I'm really unsure how to rate this. The hardware seems to be excellent, and I could not be happier about the result I've got. But what a shame Netgear didn't bother to do anything to make sure their users are made aware they need to change the administrator password.
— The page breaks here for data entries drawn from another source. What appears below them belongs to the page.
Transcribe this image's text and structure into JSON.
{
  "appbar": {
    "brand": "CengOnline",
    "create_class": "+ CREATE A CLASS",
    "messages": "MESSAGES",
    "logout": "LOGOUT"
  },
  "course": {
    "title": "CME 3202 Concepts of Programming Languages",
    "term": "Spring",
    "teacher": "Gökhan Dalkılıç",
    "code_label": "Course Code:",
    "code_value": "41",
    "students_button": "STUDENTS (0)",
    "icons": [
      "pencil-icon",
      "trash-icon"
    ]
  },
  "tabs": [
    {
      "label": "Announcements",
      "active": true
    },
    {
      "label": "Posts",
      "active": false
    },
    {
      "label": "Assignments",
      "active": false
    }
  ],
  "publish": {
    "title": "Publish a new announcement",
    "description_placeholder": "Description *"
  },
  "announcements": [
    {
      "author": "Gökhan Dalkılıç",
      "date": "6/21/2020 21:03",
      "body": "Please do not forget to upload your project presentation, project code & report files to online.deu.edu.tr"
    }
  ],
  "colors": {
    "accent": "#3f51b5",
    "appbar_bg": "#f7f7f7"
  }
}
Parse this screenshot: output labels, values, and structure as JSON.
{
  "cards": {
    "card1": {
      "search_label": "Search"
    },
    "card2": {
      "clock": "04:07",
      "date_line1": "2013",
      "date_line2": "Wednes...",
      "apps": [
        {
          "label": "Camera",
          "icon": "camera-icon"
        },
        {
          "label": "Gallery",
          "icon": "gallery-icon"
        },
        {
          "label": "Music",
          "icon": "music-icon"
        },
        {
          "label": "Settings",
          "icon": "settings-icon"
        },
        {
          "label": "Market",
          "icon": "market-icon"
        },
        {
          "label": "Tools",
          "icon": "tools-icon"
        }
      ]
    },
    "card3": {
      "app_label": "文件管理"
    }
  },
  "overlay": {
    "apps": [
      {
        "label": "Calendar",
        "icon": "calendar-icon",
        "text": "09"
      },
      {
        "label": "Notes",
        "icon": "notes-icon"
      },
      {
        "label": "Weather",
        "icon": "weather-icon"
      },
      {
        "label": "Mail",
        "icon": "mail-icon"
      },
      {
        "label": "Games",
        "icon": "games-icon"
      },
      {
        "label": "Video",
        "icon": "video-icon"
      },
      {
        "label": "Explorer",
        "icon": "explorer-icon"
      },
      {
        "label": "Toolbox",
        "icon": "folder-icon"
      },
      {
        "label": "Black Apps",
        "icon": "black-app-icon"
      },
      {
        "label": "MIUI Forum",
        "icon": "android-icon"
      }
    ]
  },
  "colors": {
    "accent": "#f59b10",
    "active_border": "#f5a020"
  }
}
In the end, I'm rating this based mainly on what the router can do in relation to what it costs (I picked up a refurbished one for 200 NOK, in Norway, which is about $25), deducting only one star for the security lapse. For all I know many other manufacturers are equally careless. But I give this rating only because I can attach a review to it and point out the caveats. Netgear, and any other router maker that creates security traps like this for their customers, truly deserve zero stars. It really would not cost them anything to have documented this and put a big warning not to ignore this setup - but it can cost individuals who end up having their identity stolen quite literally *years* of having to deal with the consequences, and vasts sums of money. (Of course it is possible to become a victim of ID theft even if you do change the admin password, but it sure is a lot more likely if you don't.)